On 20 May 1863 Eliza, her father John Brown, and her brother George left their village of West Lavington to begin their trip to Utah. It took about two weeks to get to London and make preparations for their journey. Their ship, The Amazon, was anchored in the Thames River and a group of 882 Saints went on board.
Passenger list from the Amazon – bound for New York.
The Brown family is listed about halfway down the page.
Emigrant ships full of travelers going to America were not an uncommon sight at the docks. However, this ship caught the interest of the English writer, Charles Dickens, and he went aboard the ship before it sailed. He was curious to know why and where such a large group of emigrants was going and to find out what was the motivation behind their travel. Family history reports that among those Dickens interviewed were Eliza and George and their father. His impressions of his visit that day of June 4, 1863 appeared in his book, “The Uncommercial Traveler.” (And whether or not it really is our Eliza who is featured, the link is to an excerpt from the book that is very interesting and worth at least a quick read.)
The following excerpt is the conversation as Dickens published in his book.
“But nobody is in an ill–temper, nobody is the worse for drink, nobody swears an oath or uses a coarse word, nobody appears depressed, nobody is weeping, and down upon the deck in every corner where it is possible to find a few square feet to kneel, crouch, or lie in, people, in every unsuitable attitude for writing, are writing letters.
“Now, I have seen emigrant ships before this day in June. And these people are so strikingly different from all other people in like circumstances whom I have ever seen, that I wonder aloud, “What would a stranger suppose these emigrants to be!“
The vigilant bright face of the weather–browned captain of the”Amazon” is at my shoulder, and he says, ‘What, indeed! The most of these came aboard yesterday evening. They came from various parts of England in small parties that had never seen one another before. Yet they had not been a couple of hours on board, when they established their own police, made their own regulations, and set their own watches at all the hatchways. Before nine o‘clock, the ship was as orderly and as quiet as a man–of–war.’
“Similarly on this same head, the Uncommercial underwent discomfiture from a Wiltshire laborer: a simple fresh colored farm laborer, of eight–and–thirty, [Eliza’s father, John] who at one time stood beside him looking on at new arrivals, and with whom he held this dialogue:
“UNCOMMERCIAL: Would you mind my asking you what part of the country you come from?
WILTSHIRE: Not a bit.

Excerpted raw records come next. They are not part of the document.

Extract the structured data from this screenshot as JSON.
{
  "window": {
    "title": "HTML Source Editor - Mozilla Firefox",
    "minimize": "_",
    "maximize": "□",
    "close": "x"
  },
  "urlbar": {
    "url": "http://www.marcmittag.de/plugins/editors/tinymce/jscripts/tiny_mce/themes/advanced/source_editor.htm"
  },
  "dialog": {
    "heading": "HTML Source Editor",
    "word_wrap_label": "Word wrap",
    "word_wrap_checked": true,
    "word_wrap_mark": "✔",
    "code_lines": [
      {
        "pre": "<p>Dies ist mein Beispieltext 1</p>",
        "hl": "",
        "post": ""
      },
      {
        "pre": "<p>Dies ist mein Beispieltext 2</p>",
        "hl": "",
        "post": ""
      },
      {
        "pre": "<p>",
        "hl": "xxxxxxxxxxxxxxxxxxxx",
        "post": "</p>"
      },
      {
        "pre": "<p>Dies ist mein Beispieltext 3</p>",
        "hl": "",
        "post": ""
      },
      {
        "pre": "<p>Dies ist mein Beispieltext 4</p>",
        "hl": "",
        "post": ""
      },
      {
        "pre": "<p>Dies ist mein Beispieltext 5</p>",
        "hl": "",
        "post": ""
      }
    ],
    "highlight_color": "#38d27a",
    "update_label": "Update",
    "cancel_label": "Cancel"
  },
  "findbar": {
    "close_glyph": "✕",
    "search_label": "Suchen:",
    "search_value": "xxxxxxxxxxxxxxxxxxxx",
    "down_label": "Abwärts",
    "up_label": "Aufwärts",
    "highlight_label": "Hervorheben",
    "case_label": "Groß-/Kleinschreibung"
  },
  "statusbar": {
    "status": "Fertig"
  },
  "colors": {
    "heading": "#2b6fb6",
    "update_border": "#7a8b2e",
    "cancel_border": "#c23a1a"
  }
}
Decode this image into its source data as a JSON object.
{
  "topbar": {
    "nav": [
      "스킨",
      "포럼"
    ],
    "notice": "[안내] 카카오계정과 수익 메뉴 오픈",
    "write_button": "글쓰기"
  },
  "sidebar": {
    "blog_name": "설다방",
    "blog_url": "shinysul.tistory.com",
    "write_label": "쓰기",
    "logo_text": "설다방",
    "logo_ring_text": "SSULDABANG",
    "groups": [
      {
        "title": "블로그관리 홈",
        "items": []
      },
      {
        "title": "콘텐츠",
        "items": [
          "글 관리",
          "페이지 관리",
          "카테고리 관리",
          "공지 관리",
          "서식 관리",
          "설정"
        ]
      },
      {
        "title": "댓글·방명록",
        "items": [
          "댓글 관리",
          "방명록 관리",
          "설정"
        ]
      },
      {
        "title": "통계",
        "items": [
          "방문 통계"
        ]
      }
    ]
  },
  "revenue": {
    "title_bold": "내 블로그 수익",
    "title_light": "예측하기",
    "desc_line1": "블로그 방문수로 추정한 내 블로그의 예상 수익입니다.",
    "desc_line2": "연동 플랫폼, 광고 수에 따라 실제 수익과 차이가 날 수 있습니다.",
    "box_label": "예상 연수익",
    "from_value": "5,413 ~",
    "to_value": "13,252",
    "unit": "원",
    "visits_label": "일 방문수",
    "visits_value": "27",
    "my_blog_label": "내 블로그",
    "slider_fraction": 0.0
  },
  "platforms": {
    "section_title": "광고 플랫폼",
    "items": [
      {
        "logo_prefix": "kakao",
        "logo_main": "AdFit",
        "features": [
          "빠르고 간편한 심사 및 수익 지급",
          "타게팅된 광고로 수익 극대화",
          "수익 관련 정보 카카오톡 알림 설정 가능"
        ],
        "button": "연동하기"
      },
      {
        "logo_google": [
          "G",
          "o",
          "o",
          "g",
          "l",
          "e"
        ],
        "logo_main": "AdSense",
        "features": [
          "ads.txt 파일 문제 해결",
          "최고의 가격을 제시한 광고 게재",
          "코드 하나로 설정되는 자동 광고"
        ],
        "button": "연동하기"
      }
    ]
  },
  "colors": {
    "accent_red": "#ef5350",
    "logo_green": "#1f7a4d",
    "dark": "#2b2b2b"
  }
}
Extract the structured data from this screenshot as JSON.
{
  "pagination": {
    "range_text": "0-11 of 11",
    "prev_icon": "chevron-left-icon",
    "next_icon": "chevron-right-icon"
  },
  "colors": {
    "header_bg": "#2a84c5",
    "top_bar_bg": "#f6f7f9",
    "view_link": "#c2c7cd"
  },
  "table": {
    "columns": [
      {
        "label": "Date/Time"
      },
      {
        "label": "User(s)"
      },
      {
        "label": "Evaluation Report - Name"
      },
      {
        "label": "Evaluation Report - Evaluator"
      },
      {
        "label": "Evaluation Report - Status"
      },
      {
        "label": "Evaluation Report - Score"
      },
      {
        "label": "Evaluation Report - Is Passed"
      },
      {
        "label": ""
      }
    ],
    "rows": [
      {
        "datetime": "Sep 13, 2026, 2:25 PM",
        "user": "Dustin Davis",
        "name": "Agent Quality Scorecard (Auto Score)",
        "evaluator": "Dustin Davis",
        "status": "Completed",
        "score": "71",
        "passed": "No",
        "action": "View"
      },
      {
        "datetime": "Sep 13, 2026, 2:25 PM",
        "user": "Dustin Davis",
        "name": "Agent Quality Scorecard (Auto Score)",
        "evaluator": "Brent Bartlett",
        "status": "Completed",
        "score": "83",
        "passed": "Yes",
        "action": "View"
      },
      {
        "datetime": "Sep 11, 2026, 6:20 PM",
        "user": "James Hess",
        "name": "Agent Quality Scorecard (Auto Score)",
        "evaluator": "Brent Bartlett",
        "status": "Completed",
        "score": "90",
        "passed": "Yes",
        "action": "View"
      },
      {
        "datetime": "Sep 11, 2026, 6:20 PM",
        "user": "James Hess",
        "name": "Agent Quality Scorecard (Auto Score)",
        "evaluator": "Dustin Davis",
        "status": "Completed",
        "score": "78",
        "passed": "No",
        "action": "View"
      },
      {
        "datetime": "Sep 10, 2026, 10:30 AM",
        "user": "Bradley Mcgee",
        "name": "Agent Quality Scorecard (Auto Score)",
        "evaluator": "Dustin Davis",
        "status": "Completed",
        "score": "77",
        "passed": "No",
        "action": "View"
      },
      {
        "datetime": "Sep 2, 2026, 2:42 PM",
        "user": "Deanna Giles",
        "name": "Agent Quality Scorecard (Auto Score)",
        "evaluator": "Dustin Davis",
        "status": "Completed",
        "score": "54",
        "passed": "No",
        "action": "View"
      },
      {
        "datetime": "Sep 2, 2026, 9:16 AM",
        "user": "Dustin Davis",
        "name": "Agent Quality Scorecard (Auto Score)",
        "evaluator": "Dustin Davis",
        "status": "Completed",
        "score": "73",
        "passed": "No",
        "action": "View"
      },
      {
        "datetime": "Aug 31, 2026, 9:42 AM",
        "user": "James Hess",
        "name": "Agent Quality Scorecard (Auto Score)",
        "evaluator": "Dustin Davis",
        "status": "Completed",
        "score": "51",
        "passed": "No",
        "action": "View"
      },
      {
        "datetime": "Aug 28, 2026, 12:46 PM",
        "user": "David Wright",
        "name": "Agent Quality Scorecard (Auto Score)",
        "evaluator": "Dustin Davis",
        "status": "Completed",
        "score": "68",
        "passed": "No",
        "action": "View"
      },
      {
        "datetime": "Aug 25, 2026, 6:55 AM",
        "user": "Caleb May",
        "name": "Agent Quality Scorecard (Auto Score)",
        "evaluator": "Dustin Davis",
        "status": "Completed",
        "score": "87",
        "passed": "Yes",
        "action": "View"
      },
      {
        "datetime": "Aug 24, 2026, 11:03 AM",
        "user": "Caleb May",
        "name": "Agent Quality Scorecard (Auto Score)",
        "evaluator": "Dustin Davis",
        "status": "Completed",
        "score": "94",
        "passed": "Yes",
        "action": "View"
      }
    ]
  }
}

Theer [there]! (Exultingly) I‘ve worked all my life o‘ Salisbury Plain, right under the shadder o‘ Stonehenge. You mightn‘t think it, but I haive [have].
UNCOMMERCIAL: And a pleasant country too.
WILTSHIRE: Ah! ‘Tis a pleasant country.
UNCOMMERCIAL: Have you any family on board?
WILTSHIRE: Two children, boy and gal. I am a widderer [widower], I am, and I‘m going out alonger my boy and gal. That‘s my gal, and she‘s a fine gal o‘ sixteen (pointing out the girl who is writing by the boat). I‘ll go and fetch my boy. I‘d like to show you my boy. (Here Wiltshire disappears, and presently comes back with a big shy boy of twelve, in a superabundance of boots, who is not at all glad to be presented.) He is a fine boy too, and a boy fur [for] to work! (Boy having undutifully bolted,Wiltshire drops him.)
UNCOMMERCIAL: It must cost you a great deal of money to go so far, three strong.
WILTSHIRE: A power of money. Theer [There]! Eight shillen a week, eight shillen a week, eight shillen a week, put by out of the week‘s wages for ever so long.
UNCOMMERCIAL: I wonder how you did it.
WILTSHIRE:( recognising [recognizing] in this a kindred spirit). See there now! I wonder how I done it! But what with a bit o‘ subscription heer [here], and what with a bit o‘ help theer [there], it were done at last, though I don‘t hardly know how. Then [p. 227] it were unfort‘net for us, you see, as we got kep‘ in Bristol so long––nigh a fortnight, it were––on accounts of a mistake wi‘ Brother Halliday. Swaller‘d up money, it did, when we might have come straight on.
UNCOMMERCIAL:(delicately approaching Joe Smith). You are of the Mormon religion, of course?
WILTSHIRE: (confidently). O yes, I‘m a Mormon. (Then reflectively). I‘m a Mormon. (Then, looking round the ship, feigns to descry a particular friend in an empty spot, and evaded the Uncommercial forevermore.)”
Maybe we really are published!